Soon we discovered they were coming to Yosemite and were looking for ideas. Sally and I relish the chance to evangelize about the wonders of Yosemite and soon we were advising them about what to see. The boat was beginning to dock at Elba and we all had to rush to our exits. They had driven their rental car onboard and had to rush to the car deck, us to the doors on the deck below. Before parting, Zach and I exchanged V-cards, virtual address cards with all our information, agreeing we would get together on the island to talk more about their trip and what to see.
Once on the ferry dock, we texted Mark to let him know we were on the island and needed a ride to our campsite for the night. He messaged back that it would take him 20-25 minutes to drive to the dock from the camp. This was perfect for us, as we saw a supermarket just down the road and walked to stock up on supplies of fresh fruits and vegetable to complement our pasta.
Once we had connected with Mark, we began the drive back across the island to "Camp Lacona" on the south side. Mark is 29, from the Netherlands, with a degree in social work. He is a traveler, having been in Indonesia working with autistic and ADHD kids before he took this job on Elba running helping run the camp. He is quick to smile, very kind and adventurous.
The camp is at the neck of a peninsula, up on a hill above a campground. On the walk up the hill from the parking area amongst the trees we stopped at the bathrooms. He said there was a good view from here. The bathrooms are spotless, and true to his word, from the upper deck where the sinks are is a spectacular view of the beaches on either side of the peninsula, a sandy beach to the southwest, and a rock beach to the northeast.
On top of the hill he showed us to our tent tucked down in a corner.

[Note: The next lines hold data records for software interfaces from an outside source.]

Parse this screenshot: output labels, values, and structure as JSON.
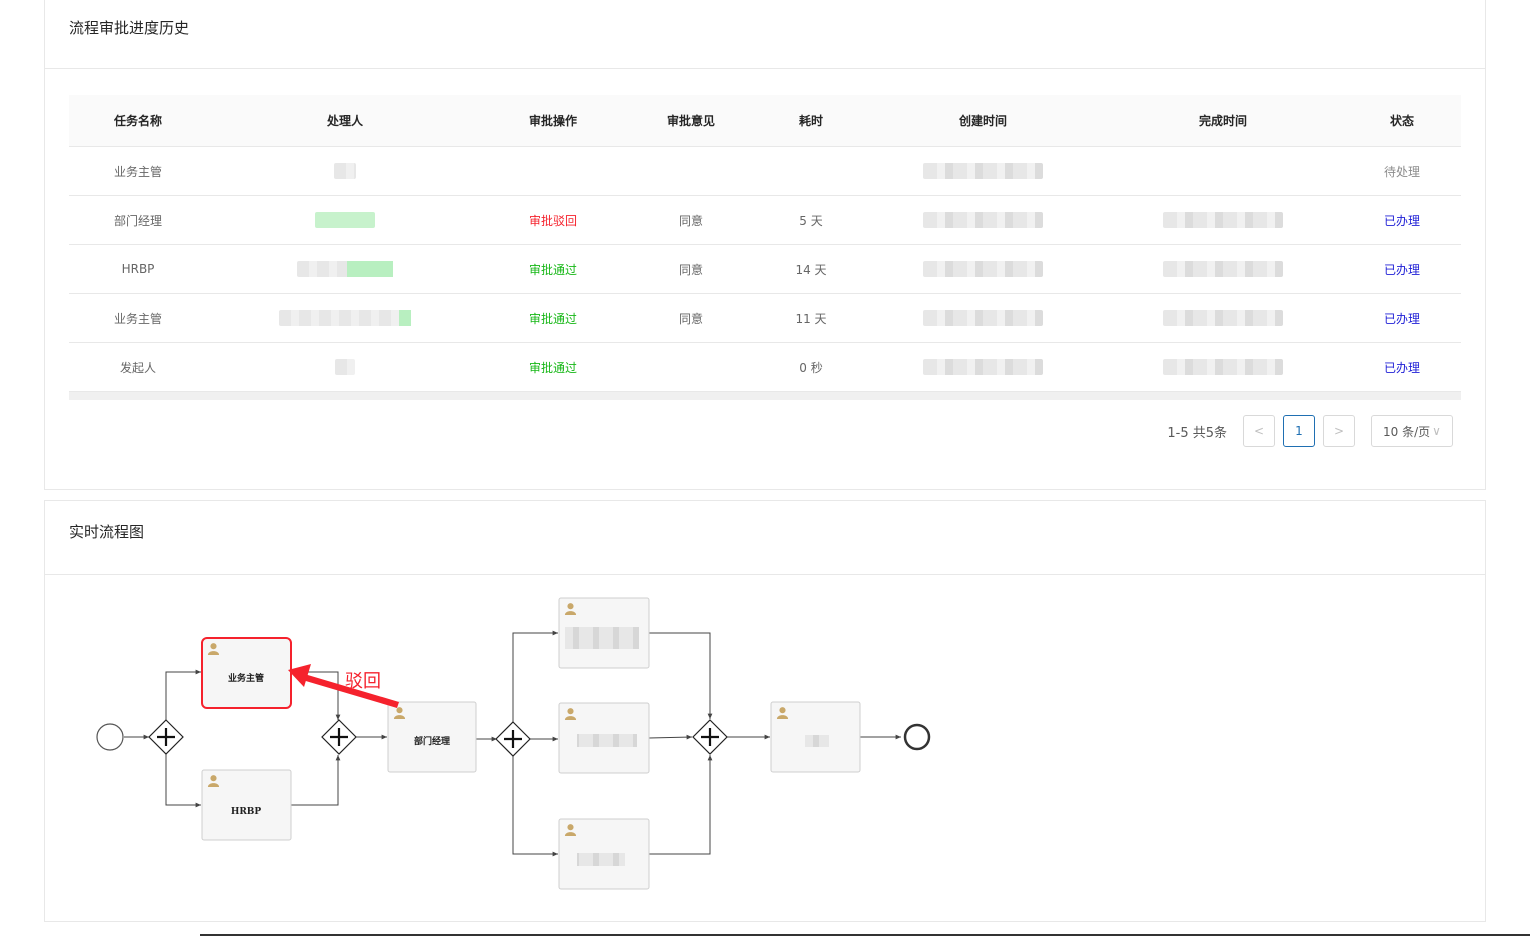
{
  "history": {
    "title": "流程审批进度历史",
    "columns": [
      "任务名称",
      "处理人",
      "审批操作",
      "审批意见",
      "耗时",
      "创建时间",
      "完成时间",
      "状态"
    ],
    "rows": [
      {
        "task": "业务主管",
        "operation": "",
        "opinion": "",
        "duration": "",
        "status": "待处理",
        "status_type": "pending",
        "op_type": ""
      },
      {
        "task": "部门经理",
        "operation": "审批驳回",
        "opinion": "同意",
        "duration": "5 天",
        "status": "已办理",
        "status_type": "done",
        "op_type": "reject"
      },
      {
        "task": "HRBP",
        "operation": "审批通过",
        "opinion": "同意",
        "duration": "14 天",
        "status": "已办理",
        "status_type": "done",
        "op_type": "pass"
      },
      {
        "task": "业务主管",
        "operation": "审批通过",
        "opinion": "同意",
        "duration": "11 天",
        "status": "已办理",
        "status_type": "done",
        "op_type": "pass"
      },
      {
        "task": "发起人",
        "operation": "审批通过",
        "opinion": "",
        "duration": "0 秒",
        "status": "已办理",
        "status_type": "done",
        "op_type": "pass"
      }
    ],
    "pagination": {
      "total_text": "1-5 共5条",
      "prev": "<",
      "current_page": "1",
      "next": ">",
      "page_size": "10 条/页"
    }
  },
  "diagram": {
    "title": "实时流程图",
    "nodes": {
      "supervisor": "业务主管",
      "hrbp": "HRBP",
      "dept_manager": "部门经理"
    },
    "reject_annotation": "驳回",
    "colors": {
      "highlight": "#f5222d",
      "user_icon": "#c9a86a"
    }
  }
}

The camp accommodates 80 in tents and caters to school groups, although half their clients now come via Air B&B. We are ahead of the high season, so it is just Sally and I, Mark and his assistant Robin, a 22 years old beautiful and delightful girl from the Netherlands and a German woman, Katarina, and her 23 year old daughter, Ester, staying for 10 days.
There is a commons area tent, probably 15 feet by 30 feet with refrigerators, gas hot plates, sound system, tables, benches, two comfy chairs, racks for storing food, kitchen utensils and silverware for 80 and then tents scattered down the hill amongst the trees to accommodate 80. The wind was blowing strongly as we arrived, and Mark gave us a quick orientation to the use of the common area and kitchen in the tent. Soon we were boiling water for pasta, broccoli and cheese for dinner as Mark and Robin cooked next to us in the cozy tent, lively conversation about goals, aspirations, past experiences and more floating through the air along with the smells of cooking dinner.
What a delight!! We had high expectations of this tent experience on Elba, and it was living up to them all. We put some Pink Floyd on the sound system, enjoyed our dinner, then relaxed and continued our conversations. Mark and Robin cooked a mound of potatoes that could have fed 20, mashed them up with herbs and spices, fried up 5 hamburger patties and a quart of string beans and were soon devouring most of it.
The wind continued to buffet the tent as the sun set and we headed to our tent for the night. Fitted sheets were already on the mattresses of the bunk beds. We had to put the duvet covers on the quilts. With a power cord sneaking in through the back of the tent attached to a power strip, we plugged in the light so we could see, plugged in our iPad and phones to charge and then unplugged the light to sleep. This is going to be fun.